Substitute dandelion greens for spinach or kale in any cooked dish. They pair well with eggs, onions, garlic, bacon, mushrooms, and lemon.
Dandelion flowers can be used to make jelly, wine, fritters, honey, tea, and more!
Remove the green base and yellow stamens before using flowers raw.
Flowers add pretty color and floral flavor to salads, baked goods, syrups, and fermented items like wine or mead.
With their mild bitterness, dandelion greens and flowers add great complexity of flavors to sweet and savory recipes alike. Get creative with using your harvest in your cooking!
Growing Dandelions: Final Thoughts
Adding a patch of dandelions to your garden is an easy, rewarding way to enjoy their culinary and medicinal benefits. Their bright yellow flowers also attract pollinators while adding cheer to spring landscapes.

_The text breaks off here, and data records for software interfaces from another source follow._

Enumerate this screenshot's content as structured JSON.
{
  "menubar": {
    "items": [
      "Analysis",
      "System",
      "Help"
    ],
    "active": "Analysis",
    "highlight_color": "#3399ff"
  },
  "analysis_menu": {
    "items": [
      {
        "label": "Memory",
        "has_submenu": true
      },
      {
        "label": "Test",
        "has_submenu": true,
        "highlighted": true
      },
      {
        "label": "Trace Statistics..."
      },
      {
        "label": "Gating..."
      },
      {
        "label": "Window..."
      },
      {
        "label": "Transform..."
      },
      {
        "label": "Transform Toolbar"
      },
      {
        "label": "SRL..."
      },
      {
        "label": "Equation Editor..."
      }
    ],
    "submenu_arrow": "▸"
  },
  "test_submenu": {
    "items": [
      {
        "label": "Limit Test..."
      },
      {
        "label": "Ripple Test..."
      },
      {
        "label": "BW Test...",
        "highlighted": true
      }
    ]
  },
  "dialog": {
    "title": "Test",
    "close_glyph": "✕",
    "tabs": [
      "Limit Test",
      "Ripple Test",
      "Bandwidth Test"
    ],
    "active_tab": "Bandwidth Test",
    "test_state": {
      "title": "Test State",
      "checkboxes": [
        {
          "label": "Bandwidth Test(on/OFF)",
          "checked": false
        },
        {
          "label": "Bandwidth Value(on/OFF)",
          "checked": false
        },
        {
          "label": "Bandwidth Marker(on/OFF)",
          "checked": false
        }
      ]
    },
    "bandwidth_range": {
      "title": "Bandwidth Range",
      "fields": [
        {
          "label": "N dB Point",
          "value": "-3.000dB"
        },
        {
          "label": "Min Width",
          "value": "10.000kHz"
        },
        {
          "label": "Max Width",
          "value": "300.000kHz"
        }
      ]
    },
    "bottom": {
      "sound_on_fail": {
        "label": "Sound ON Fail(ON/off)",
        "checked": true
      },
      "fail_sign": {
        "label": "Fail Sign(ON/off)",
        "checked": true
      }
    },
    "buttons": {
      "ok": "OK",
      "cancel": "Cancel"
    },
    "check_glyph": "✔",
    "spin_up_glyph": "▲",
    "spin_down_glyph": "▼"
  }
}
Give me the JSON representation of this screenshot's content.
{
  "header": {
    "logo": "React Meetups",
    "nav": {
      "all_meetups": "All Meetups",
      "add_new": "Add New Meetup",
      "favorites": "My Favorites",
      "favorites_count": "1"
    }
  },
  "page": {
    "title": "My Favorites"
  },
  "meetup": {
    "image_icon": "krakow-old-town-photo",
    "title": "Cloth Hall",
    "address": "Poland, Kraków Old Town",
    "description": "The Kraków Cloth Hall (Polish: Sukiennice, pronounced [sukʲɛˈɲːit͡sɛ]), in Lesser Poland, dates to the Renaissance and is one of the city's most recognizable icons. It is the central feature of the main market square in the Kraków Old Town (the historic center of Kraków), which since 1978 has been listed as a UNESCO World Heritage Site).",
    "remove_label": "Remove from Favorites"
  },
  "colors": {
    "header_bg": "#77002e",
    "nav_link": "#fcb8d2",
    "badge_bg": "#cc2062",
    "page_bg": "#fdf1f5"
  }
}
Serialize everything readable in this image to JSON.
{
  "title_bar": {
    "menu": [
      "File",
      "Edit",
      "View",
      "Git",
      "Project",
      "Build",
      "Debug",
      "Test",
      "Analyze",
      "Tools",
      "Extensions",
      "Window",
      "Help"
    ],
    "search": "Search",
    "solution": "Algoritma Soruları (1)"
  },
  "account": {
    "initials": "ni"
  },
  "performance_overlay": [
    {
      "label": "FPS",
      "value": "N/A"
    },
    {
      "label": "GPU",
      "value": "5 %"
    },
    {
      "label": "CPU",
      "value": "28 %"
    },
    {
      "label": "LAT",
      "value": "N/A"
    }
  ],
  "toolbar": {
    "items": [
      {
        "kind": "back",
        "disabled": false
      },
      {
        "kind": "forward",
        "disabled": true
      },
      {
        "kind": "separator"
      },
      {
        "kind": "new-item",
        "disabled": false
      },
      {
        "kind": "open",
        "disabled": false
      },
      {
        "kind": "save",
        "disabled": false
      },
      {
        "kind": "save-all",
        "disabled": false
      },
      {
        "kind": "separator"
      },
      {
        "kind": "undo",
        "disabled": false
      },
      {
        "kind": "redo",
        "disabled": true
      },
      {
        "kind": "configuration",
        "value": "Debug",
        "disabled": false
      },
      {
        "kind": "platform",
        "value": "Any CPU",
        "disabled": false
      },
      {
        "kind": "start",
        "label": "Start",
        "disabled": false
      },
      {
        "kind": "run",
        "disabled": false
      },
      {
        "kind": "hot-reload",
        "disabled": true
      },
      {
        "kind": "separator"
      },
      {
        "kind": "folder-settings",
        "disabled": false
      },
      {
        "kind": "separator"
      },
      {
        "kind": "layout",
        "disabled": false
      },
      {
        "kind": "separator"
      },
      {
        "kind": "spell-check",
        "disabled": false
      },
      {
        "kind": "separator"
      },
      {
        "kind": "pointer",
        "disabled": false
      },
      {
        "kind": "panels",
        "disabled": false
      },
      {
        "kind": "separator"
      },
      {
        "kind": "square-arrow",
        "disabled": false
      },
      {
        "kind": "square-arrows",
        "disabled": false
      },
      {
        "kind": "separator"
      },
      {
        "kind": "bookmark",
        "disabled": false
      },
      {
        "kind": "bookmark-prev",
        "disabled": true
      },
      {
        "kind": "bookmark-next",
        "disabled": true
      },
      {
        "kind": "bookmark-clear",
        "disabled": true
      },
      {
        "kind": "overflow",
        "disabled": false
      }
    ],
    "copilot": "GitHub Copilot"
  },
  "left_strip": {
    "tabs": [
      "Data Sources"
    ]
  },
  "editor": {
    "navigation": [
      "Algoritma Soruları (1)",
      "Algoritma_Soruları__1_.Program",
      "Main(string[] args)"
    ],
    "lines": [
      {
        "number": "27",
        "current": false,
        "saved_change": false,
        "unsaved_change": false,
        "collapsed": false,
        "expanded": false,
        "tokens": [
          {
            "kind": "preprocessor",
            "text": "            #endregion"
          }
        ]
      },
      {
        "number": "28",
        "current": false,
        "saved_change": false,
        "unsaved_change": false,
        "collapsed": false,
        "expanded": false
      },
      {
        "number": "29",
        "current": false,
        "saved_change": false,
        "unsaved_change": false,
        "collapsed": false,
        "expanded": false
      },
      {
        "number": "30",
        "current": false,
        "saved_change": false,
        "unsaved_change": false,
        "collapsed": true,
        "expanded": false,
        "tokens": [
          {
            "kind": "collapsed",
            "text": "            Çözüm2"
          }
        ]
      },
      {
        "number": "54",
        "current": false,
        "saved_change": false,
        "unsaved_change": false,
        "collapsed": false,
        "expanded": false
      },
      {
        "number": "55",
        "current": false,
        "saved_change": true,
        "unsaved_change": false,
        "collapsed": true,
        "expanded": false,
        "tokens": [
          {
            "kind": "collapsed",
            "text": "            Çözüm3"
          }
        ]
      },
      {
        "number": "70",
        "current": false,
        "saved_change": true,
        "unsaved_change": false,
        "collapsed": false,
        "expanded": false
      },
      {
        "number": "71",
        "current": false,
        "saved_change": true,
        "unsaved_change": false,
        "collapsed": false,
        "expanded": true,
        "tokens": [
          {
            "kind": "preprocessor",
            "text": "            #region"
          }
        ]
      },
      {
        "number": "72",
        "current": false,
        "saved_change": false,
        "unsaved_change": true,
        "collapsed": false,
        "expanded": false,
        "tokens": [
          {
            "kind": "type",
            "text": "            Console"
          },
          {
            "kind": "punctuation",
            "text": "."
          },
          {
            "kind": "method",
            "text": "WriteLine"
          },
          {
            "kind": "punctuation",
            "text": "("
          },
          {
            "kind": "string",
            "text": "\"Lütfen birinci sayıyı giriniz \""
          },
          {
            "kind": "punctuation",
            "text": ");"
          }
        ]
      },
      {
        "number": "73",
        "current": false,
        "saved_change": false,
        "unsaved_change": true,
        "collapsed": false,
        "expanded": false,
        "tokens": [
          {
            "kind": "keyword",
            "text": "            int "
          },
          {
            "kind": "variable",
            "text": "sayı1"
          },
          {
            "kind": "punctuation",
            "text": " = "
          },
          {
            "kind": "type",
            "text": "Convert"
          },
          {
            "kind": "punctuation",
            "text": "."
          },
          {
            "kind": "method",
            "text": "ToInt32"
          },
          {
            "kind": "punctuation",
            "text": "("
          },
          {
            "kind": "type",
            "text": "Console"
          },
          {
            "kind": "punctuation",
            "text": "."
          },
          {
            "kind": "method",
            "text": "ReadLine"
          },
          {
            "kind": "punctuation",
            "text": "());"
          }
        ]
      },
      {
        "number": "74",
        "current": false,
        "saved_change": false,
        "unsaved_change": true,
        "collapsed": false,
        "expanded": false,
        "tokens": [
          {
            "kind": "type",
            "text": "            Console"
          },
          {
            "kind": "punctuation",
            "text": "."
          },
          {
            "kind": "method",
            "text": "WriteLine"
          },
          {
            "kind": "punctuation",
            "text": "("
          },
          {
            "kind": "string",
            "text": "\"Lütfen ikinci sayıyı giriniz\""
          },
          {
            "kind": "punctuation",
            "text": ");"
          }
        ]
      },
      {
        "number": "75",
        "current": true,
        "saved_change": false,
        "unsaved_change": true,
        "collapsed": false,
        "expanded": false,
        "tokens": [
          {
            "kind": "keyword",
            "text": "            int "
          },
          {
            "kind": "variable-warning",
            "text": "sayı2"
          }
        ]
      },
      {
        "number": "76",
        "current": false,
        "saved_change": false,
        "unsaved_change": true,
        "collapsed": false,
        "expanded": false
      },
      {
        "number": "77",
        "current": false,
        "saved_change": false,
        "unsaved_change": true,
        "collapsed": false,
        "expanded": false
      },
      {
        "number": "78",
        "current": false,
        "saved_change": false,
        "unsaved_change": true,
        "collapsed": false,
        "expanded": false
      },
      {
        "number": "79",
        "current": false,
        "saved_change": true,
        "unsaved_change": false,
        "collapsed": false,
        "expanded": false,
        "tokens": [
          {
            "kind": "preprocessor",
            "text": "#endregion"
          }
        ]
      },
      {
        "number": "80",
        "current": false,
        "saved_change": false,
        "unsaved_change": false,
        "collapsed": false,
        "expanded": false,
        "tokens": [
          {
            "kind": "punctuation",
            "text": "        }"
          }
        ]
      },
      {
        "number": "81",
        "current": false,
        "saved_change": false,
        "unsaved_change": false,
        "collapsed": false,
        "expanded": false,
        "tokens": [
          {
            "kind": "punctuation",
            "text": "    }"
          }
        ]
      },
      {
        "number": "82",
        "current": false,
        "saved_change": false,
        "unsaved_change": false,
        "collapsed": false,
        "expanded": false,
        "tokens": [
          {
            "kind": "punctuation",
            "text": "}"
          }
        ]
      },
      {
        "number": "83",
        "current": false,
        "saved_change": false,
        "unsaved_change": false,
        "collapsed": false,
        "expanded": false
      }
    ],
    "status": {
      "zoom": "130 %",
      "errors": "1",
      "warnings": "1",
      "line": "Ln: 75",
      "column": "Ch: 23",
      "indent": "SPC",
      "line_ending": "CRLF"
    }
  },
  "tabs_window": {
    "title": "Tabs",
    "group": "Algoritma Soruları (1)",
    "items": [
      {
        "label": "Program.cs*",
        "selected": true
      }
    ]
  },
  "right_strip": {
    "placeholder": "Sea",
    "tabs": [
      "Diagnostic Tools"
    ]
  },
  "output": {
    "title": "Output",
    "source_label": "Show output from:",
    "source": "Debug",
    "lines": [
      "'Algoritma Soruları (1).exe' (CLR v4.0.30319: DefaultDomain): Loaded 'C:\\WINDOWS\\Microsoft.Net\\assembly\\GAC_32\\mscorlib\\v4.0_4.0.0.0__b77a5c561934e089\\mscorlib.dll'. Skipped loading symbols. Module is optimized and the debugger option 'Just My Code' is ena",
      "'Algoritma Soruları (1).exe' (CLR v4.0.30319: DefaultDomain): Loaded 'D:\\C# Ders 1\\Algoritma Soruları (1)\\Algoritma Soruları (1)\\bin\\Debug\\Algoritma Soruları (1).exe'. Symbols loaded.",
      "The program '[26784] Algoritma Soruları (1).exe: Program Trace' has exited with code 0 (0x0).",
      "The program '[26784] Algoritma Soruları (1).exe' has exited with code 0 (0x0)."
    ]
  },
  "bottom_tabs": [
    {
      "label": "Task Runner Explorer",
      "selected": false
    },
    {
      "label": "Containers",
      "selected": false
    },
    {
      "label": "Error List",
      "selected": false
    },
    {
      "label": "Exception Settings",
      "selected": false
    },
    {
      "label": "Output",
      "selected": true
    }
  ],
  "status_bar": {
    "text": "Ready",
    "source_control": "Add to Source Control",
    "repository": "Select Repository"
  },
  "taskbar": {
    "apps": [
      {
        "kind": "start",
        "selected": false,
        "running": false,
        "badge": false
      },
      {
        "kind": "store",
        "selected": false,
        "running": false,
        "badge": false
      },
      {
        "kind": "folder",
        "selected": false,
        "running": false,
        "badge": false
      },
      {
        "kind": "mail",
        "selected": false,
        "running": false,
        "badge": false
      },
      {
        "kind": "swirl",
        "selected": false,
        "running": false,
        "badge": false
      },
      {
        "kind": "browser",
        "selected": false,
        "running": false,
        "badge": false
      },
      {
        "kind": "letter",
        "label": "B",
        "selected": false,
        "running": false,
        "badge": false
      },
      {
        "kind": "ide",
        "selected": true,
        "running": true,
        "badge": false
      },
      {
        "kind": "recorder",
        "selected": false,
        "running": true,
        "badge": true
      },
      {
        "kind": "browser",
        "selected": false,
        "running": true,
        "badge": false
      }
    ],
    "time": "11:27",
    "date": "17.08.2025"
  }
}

Dandelions require very little work to grow productively. Their seeds germinate readily when given moist, cool conditions. Once established, the plants thrive with minimal care.
Harvest the tasty greens and showy blossoms frequently for best flavor. With their sweet, earthy taste, dandelions make nutritious additions to salads, soups, and other dishes. The flowers can even be used to make wine!
Growing your own tasty dandelions is a budget-friendly way to add something unique to your garden. Let these sunny plants brigh`ten up your beds and menus with their versatility and vital nutrients.